View Article: PubMed Central - HTML - PubMed

Affiliation: Division of Genetics and Genomics, The Roslin Institute and Royal (Dick) School of Veterinary Studies, The University of Edinburgh, Edinburgh, UK. trevor.paterson@roslin.ed.ac.uk

ABSTRACT

Background: Genomic analysis, particularly for less well-characterized organisms, is greatly assisted by performing comparative analyses between different types of genome maps and across species boundaries. Various providers publish a plethora of on-line resources collating genome mapping data from a multitude of species. Datasources range in scale and scope from small bespoke resources for particular organisms, through larger web-resources containing data from multiple species, to large-scale bioinformatics resources providing access to data derived from genome projects for model and non-model organisms. The heterogeneity of information held in these resources reflects both the technologies used to generate the data and the target users of each resource. Currently there is no common information exchange standard or protocol to enable access and integration of these disparate resources. Consequently data integration and comparison must be performed in an ad hoc manner.

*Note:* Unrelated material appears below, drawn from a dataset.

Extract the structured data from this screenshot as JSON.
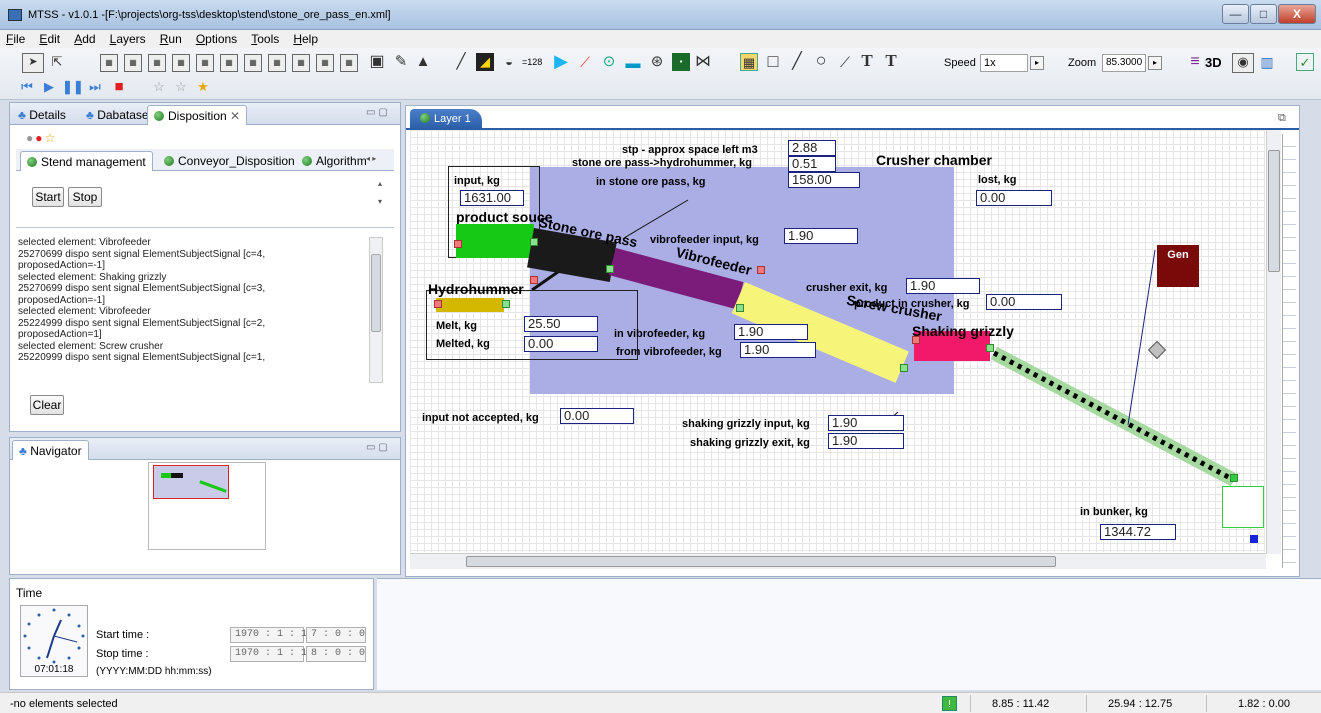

Results: We have developed a simple generic XML schema (GenomicMappingData.xsd - GMD) to allow export and exchange of mapping data in a common lightweight XML document format. This schema represents the various types of data objects commonly described across mapping datasources and provides a mechanism for recording relationships between data objects. The schema is sufficiently generic to allow representation of any map type (for example genetic linkage maps, radiation hybrid maps, sequence maps and physical maps). It also provides mechanisms for recording data provenance and for cross referencing external datasources (including for example ENSEMBL, PubMed and Genbank.). The schema is extensible via the inclusion of additional datatypes, which can be achieved by importing further schemas, e.g. a schema defining relationship types. We have built demonstration web services that export data from our ArkDB database according to the GMD schema, facilitating the integration of data retrieval into Taverna workflows.

Conclusion: The data exchange standard we present here provides a useful generic format for transfer and integration of genomic and genetic mapping data. The extensibility of our schema allows for inclusion of additional data and provides a mechanism for typing mapping objects via third party standards. Web services retrieving GMD-compliant mapping data demonstrate that use of this exchange standard provides a practical mechanism for achieving data integration, by facilitating syntactically and semantically-controlled access to the data.

Show MeSH